» Excerpts from a dataset
● ● ● ●

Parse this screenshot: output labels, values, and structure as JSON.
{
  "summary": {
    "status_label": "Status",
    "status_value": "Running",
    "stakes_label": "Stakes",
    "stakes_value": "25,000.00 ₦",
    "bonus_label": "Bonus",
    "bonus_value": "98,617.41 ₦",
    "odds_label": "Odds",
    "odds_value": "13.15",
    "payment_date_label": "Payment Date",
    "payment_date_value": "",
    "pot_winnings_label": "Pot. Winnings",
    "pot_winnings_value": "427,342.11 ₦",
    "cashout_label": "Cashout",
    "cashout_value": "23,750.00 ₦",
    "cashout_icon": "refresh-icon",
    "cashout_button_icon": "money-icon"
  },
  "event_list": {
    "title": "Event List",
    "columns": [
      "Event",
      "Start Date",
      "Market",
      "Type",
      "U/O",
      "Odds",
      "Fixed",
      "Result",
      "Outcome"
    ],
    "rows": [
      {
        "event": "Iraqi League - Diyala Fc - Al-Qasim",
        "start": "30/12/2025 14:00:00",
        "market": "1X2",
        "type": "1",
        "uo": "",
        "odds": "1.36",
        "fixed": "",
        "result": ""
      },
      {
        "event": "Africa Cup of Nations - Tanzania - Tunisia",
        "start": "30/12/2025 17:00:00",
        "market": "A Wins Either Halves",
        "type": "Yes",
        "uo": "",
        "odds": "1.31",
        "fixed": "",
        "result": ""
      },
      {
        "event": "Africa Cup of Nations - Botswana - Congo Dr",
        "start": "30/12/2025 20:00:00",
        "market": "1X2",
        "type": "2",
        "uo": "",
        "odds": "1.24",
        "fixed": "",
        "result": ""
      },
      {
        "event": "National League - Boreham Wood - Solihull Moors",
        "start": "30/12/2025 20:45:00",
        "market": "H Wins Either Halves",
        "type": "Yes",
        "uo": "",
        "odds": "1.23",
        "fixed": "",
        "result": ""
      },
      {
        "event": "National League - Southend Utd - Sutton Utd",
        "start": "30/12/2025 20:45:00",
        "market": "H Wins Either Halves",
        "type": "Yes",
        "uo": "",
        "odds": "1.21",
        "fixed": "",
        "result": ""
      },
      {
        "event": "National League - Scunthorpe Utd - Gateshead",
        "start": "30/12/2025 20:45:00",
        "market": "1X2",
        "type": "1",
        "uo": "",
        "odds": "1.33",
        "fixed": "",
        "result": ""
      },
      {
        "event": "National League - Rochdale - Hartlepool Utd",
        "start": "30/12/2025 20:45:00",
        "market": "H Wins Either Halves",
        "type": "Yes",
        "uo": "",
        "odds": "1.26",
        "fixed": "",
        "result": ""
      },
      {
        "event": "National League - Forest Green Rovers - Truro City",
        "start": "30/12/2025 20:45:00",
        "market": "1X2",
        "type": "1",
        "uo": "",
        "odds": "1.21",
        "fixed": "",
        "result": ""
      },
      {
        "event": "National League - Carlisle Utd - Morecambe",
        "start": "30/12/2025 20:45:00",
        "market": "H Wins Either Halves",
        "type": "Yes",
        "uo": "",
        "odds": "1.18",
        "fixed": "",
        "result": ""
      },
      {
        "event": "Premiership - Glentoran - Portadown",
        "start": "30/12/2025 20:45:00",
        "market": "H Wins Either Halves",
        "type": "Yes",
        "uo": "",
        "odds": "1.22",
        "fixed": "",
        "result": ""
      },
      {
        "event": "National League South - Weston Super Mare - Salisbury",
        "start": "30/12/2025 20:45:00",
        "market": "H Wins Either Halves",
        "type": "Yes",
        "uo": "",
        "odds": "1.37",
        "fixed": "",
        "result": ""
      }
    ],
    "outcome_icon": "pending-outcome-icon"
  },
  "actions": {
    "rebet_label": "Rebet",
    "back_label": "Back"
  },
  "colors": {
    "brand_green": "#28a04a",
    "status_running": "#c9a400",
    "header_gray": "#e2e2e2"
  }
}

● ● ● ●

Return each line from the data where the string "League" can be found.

        "event": "Iraqi League - Diyala Fc - Al-Qasim",
        "event": "National League - Boreham Wood - Solihull Moors",
        "event": "National League - Southend Utd - Sutton Utd",
        "event": "National League - Scunthorpe Utd - Gateshead",
        "event": "National League - Rochdale - Hartlepool Utd",
        "event": "National League - Forest Green Rovers - Truro City",
        "event": "National League - Carlisle Utd - Morecambe",
        "event": "National League South - Weston Super Mare - Salisbury",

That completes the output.